If the quarterbacks had a bipolar year, the running backs were busy redefining the term “inconsistent.”
The Steelers finished the year 20th in rushing attempts (412), and 26th in rushing yards (1537). That hardly qualifies as “Steelers football.” You know, the game we are all familiar with, when the Steelers run the ball down the opponent’s throats?
Jonathan Dwyer led the team in rushing yards (623), yards per attempt by a running back (4.0), longest rush of the year (34 yards), and was tied for most rushing touchdowns (2). Again, these are hardly numbers to write home about. As I mentioned in my last article about quarterbacks, without the consistent threat of a running game, the passing game suffered and the losses accumulated.
The Steelers did not have a 100-yard rushing game until their sixth game at Cincinnati when Dwyer had 122 yards. (Against that same Bengals team in week 16, Rashard Mendenhall led the team with 50 rushing yards. Talk about inconsistent.)
They did manage four wins in a row starting with that Bengals win, and had three games in a row with 100+ yards rushing. Coincidence? I doubt it.
In the first five games, Steelers running backs had fewer than 30 yards rushing three times. Not surprisingly, they lost two of those games, only beating the hapless Jets. Again, that can’t be coincidence.
Aside from those three games in a row, Steelers running backs had zero, count ‘em, zero games with 100+ yards rushing. Zilch. Nada. None.
For those of you keeping score at home, the Pittsburgh Steelers rushing attack, once one of the most vaunted and feared in the game, amassed three games with 100+ yards rushing for the entirety of the 2012 season.
The Steelers had nine games in which none of their backs had more than 50 yards, three games when no back had more than 30 yards, and one game in which no back had more than 19 yards. This last games was the first Cleveland game in which every one of the active Steelers running backs lost at least one fumble.
A lot of this lack of production can be attributed to poor play and injuries on the offensive line, as well as injuries in the running back corps itself. But I’m not one to make the injury excuse. If you are in the NFL, you need to play at a high level when called upon. Other teams have injuries and they get by just fine. (As a resident of the Baltimore area, I hear all the fans here complaining about injuries and officiating. It gets to be nausea-inducing. The fans here simply can’t fathom how their team can lose if someone didn’t get hurt or the officials blew a call. It makes me despise them even more than I already do. No wonder the Colts left.)
A lot of teams use the “running back by committee” approach, but I question if this is working for the Steelers. In the modern NFL, it’s almost a must. Running backs have the shortest career in the game because of the abuse they take, so when you find a good one, you have to balance getting him the carries he needs to help your team with the need to save him from running his legs off. Freaks of natures like Adrian Peterson are the exception, not the rule.

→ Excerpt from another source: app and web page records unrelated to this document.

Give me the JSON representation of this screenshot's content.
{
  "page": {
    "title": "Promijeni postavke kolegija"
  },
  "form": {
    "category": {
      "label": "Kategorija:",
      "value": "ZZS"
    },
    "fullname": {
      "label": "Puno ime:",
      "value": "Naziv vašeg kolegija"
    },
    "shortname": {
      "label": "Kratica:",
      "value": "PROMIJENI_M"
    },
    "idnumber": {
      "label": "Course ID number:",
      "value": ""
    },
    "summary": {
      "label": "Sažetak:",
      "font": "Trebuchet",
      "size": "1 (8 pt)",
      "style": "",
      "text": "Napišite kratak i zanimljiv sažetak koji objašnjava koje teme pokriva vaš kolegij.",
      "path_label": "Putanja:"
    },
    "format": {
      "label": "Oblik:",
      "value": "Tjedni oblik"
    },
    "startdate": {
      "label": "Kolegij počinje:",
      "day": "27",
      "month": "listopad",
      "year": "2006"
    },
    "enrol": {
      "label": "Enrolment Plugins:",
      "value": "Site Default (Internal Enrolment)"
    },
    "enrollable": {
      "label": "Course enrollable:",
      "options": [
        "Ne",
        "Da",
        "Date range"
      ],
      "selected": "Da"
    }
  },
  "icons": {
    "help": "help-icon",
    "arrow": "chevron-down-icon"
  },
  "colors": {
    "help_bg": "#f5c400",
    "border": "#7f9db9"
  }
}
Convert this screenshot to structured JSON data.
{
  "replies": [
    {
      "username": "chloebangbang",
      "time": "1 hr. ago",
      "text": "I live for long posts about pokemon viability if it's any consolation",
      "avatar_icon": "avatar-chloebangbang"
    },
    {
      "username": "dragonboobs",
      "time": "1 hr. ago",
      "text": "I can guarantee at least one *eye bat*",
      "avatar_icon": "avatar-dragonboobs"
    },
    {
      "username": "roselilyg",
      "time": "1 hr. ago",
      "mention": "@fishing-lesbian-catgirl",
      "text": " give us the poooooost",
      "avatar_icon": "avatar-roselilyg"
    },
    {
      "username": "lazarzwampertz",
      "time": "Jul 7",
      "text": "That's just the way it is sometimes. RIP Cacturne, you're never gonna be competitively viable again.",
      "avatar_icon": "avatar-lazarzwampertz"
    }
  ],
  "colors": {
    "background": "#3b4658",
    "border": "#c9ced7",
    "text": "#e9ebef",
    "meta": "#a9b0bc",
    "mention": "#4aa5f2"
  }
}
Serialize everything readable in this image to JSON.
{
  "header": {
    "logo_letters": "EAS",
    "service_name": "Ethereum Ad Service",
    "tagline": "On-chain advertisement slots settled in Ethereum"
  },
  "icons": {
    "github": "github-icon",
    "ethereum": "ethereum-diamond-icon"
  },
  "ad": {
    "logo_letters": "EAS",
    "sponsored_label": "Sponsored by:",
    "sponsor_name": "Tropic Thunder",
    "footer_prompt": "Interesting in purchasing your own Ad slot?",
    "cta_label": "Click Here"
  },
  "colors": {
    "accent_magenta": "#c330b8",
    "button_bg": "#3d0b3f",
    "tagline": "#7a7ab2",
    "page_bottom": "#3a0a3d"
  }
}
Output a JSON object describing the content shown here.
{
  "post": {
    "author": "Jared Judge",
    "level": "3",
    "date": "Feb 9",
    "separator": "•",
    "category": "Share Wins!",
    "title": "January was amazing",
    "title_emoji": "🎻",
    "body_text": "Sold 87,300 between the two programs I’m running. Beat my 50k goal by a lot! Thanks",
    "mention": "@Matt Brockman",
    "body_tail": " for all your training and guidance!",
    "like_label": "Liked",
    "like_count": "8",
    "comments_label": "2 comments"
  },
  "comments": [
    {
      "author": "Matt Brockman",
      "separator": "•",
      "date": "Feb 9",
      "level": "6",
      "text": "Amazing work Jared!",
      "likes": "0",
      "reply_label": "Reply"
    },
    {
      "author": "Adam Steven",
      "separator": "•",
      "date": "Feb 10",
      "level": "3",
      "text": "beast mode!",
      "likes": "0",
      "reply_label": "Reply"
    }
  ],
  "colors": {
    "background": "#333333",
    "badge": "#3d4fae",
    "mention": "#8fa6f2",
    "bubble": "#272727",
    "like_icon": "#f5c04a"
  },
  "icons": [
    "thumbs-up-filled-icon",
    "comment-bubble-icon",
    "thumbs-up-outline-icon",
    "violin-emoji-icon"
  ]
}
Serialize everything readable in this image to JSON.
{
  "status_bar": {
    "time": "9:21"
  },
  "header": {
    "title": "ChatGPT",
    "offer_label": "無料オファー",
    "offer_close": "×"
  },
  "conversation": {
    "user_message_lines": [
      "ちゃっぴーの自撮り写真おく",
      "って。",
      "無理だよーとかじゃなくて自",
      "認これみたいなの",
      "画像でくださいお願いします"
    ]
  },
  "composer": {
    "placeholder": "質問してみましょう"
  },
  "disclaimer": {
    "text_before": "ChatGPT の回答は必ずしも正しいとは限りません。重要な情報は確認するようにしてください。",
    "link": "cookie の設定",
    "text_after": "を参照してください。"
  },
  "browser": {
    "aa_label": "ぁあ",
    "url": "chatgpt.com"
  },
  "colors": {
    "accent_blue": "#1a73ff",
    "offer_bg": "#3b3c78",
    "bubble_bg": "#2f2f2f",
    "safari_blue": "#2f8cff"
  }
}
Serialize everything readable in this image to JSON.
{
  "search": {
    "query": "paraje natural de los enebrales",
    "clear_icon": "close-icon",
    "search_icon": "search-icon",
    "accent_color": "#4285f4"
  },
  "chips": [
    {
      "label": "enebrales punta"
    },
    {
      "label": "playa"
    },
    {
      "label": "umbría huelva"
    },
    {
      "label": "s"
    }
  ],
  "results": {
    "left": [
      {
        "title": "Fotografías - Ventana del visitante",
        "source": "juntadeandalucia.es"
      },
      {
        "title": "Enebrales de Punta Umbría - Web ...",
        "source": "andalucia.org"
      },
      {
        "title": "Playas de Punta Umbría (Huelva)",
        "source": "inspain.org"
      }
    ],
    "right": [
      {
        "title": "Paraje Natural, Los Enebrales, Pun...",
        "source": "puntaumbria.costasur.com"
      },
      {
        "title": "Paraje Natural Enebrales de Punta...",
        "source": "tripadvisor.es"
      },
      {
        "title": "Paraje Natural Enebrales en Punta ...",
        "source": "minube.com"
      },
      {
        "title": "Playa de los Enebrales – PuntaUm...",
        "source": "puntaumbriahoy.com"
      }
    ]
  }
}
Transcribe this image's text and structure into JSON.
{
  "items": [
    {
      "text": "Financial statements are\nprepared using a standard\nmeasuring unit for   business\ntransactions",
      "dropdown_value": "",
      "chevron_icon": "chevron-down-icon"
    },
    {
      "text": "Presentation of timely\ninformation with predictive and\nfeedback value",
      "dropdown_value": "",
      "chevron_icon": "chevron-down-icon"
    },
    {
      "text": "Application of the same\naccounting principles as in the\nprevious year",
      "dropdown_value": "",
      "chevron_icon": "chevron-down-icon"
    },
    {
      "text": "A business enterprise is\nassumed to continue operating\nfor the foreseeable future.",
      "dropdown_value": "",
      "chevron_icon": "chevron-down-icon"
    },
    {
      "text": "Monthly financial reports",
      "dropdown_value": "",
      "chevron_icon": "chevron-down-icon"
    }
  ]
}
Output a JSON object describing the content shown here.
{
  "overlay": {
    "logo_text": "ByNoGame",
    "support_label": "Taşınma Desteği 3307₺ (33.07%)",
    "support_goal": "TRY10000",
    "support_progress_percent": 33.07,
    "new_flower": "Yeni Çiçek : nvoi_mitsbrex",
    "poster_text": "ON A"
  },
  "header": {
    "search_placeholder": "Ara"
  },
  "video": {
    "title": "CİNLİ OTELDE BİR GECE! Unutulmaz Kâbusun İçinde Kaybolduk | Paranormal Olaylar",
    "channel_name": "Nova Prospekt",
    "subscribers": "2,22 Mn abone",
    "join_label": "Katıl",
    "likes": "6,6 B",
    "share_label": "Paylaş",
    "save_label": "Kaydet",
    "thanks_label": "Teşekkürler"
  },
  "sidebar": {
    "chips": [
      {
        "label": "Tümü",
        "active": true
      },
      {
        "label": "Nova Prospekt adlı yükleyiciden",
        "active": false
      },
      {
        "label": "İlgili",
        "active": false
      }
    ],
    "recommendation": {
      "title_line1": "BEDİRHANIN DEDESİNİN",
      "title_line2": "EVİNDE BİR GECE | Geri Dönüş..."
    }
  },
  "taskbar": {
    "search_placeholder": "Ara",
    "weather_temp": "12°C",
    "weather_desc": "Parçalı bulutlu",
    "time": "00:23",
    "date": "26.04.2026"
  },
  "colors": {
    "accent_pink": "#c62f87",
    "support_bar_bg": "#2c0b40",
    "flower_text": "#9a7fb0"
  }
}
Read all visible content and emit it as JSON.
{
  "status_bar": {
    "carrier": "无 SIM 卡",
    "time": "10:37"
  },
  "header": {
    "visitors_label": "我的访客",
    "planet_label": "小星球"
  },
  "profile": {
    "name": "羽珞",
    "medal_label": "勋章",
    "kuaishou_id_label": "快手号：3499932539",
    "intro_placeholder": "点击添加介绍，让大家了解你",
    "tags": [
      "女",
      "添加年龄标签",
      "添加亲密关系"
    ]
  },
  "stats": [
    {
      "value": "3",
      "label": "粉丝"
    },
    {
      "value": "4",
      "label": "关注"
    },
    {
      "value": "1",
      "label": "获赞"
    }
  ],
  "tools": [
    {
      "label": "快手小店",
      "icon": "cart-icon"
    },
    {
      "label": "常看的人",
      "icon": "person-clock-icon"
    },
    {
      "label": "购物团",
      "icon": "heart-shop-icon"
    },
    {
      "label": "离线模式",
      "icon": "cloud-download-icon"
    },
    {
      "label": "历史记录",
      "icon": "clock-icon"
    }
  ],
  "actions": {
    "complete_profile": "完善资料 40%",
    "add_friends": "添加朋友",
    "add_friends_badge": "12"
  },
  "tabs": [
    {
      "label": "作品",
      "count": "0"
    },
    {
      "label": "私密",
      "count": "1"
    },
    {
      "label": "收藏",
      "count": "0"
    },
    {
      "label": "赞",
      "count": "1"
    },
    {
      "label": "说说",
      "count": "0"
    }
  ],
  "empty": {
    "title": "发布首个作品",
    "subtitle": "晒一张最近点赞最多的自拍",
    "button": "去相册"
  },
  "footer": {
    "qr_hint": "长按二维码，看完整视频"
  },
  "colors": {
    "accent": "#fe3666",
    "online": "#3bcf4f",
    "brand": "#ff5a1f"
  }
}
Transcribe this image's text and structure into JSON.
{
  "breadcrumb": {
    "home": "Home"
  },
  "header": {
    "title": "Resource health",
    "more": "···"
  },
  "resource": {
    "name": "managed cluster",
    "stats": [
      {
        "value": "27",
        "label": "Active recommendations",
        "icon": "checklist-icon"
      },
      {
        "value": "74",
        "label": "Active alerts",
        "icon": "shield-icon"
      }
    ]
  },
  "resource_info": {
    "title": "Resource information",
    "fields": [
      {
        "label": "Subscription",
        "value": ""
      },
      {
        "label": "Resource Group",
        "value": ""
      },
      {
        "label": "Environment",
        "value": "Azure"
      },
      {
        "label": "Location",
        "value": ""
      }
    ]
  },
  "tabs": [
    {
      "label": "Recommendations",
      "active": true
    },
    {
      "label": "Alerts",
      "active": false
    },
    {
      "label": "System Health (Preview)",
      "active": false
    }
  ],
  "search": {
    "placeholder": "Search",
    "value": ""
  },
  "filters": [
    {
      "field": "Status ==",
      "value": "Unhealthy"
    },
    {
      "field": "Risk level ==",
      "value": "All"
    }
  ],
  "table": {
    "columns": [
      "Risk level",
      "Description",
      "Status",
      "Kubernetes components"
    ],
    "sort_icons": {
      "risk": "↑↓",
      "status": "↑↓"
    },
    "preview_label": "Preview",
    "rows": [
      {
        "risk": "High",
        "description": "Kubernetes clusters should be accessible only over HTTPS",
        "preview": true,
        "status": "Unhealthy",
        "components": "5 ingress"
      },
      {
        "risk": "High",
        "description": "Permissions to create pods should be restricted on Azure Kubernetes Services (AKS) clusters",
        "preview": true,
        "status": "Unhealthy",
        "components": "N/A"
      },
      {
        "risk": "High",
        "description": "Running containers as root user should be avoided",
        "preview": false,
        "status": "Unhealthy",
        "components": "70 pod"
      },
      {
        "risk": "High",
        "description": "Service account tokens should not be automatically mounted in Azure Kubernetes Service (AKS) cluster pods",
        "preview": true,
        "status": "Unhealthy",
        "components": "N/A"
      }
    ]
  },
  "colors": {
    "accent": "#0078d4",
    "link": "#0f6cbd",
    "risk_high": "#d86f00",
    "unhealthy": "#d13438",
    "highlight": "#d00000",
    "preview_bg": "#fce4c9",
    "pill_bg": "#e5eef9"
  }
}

One problem with using multiple backs in a game, however, is that none of them gets into a groove. Lots of backs have stated that when they are in the game, they want to stay in because when they come out, they lose the flow of the game.
Is that what happened to the Steelers? Who knows, but it is a question worth asking.
Maybe with the guys they have, the Steelers would be better off running their horses until they can’t run anymore.
One thing is for certain. The Steelers must do a better job of running the ball in 2013 if they want to improve on a very lackluster 2012 season.
Three straight games with a 100+ yard rusher could not offset what was a miserable year for the Steelers at the running back position. Nine games without any back getting more than 50 yards is inexcusable. And I don’t even want to talk about the debacle in Cleveland. Injuries played a part, but for the year, I have to give the running backs a D.